When mousey antics are charming
Stuart Little 2 is a real fantasy.
In a year filled with movies alternating between mediocre and film noir, it is refreshing to see an all out family entertainer like Stuart Little 2 that also boasts superior production values. While watching it, a viewer is bound to marvel at the producers who mix action with animation. To weave a seamless thread between these two media is itself a work of great difficulty; that the film also tells an entertaining story magnifies the producers' achievement.
In the original film, a cute mouse-orphan (voice of Michael J Fox) is adopted by the Little family (Hugh Laurie and Geena Davis playing Mr and Mrs Little) and brought home to live with their kid (Jonathan Lipnicki in the role of George).
After several adventures with the family and a scary episode of kidnapping, Stuart Little is reunited with the Littles and the film rode to fame as one of the biggest grossers in 1999.
Stuart Little 2 begins with the mouse having settled down happily with his human family in their Manhattan apartment. The Manhattan settings are as lush and classically beautiful as those of its predecessor. The city shimmers with a plumage of different colours, with a special focus on greenery in Central Park. The metropolis is swathed in radiant sunlight, reminiscent of those few days in Manhattan when all seems well and the world seems to be singing along with you.
The interiors of the Little household seem like a little child's dream. Squeaky clean except for the endearing clutter of little children, dark wooden furniture, cute little paintings of animals, family and baseball stars, and the fluffy bedcovers vibrant with multi-color pillows and comforters, a small one for Stuart's human brother, and a very tiny one for Stuart himself.
Stuart Little's allure was its brilliant animation and witty screenplay (mainly coming to life in the witticisms of Snowbell, the cat), factors that rescued it from a staid storyline and sometimes languorous pace. Stuart Little 2 has emphatically done away with the shortfalls of the previous film. The story line has a few interesting twists while keeping true to the traditional children adventure story, and it never drags.
At the same time, its original winning features have been strengthened further. The animation is simply brilliant (more on this later) and the dialogues emanating from Snowbell have, if anything, become more witty and pungent. An unintended but deserved consequence of this film would be that it is Snowbell and not Stuart Little that will go on to achieve animation cult success.
The story this time is about Stuart Little growing up and becoming a man, or rather a bigger mouse. In some ways, this is a natural progression from the previous film. In the first edition, Stuart gets himself a set of adopted parents and learns to adjust with an initially hostile older brother.

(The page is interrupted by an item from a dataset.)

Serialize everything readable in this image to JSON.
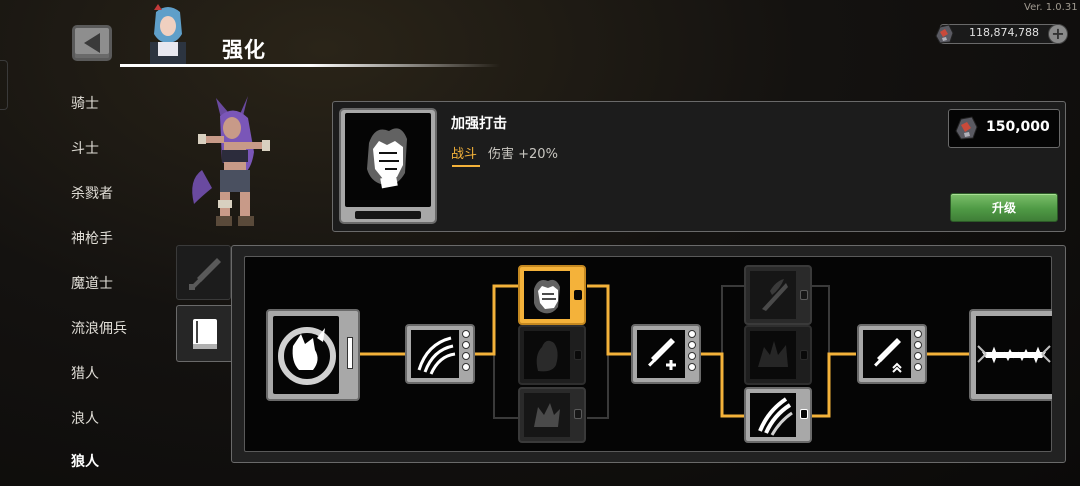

After the rites of childhood, it is time now in the second edition for Stuart to learn the pangs of school going children, like adroitly sidestepping an overly protective mother and dealing with indifferent classmates. He manages to score a goal in a soccer game, but only after getting plastered on the football itself. He goes to school in a cool sports car just his size, but when he asks his friends out, they turn him down. He flies through Central Park in a toy airplane, but crashes it on a tree branch much to the ire of his brother.
Just when Stuart is mulling over the limitations of his identity, something happens that is destined to change his life in many ways. He meets a tiny bird, Margalo (voice of Melanie Griffith) who literally falls in his lap trying to escape an evil falcon unimaginatively called Falcon (voice of James Woods). Stuart, ever the chivalrous bachelor, rescues Margalo and takes her home. At the Little's, Margalo is greeted with affection by the family and dismay by the cat. Soon Margalo becomes affectionate towards Stuart, precipitating a chain of adventurous events. Suffice it to say that the film ends with a showdown between Stuart and Falcon, setting the stage for some of the most energetic animation thrills seen in recent years.
One of the revelations in this film is the excellent soundtrack. Though Stuart Little 2 contains a brief musical interlude, the film is not a musical in the tradition of The Lion King or The Little Mermaid. But the sampling presented in the film should tempt anyone to buy the soundtrack which includes Celine Dion's I am alive, Mary Mary's Put a little love in your heart, Mandy Moore's Top of the world, and Shawn Colvin's Hold on to the good thing.
Stuart Little 2 excels at a kind of fantasy that can be called 'realist-virtual'. The film does not create a different world for its imaginary characters but instead lets the streams of fantasy ebb and flow with real life characters and everyday props. Stuart is computer generated, but lives happily with his adopted family. He scurries down passages but these passages are nothing but the pipeline of the kitchen sink. Finally, he confronts the evil Falcon but the confrontation takes place on top of a real Manhattan skyscraper. The film showcases its ability to convincingly mix fantasy with real life, and therein lies its charm and assured success.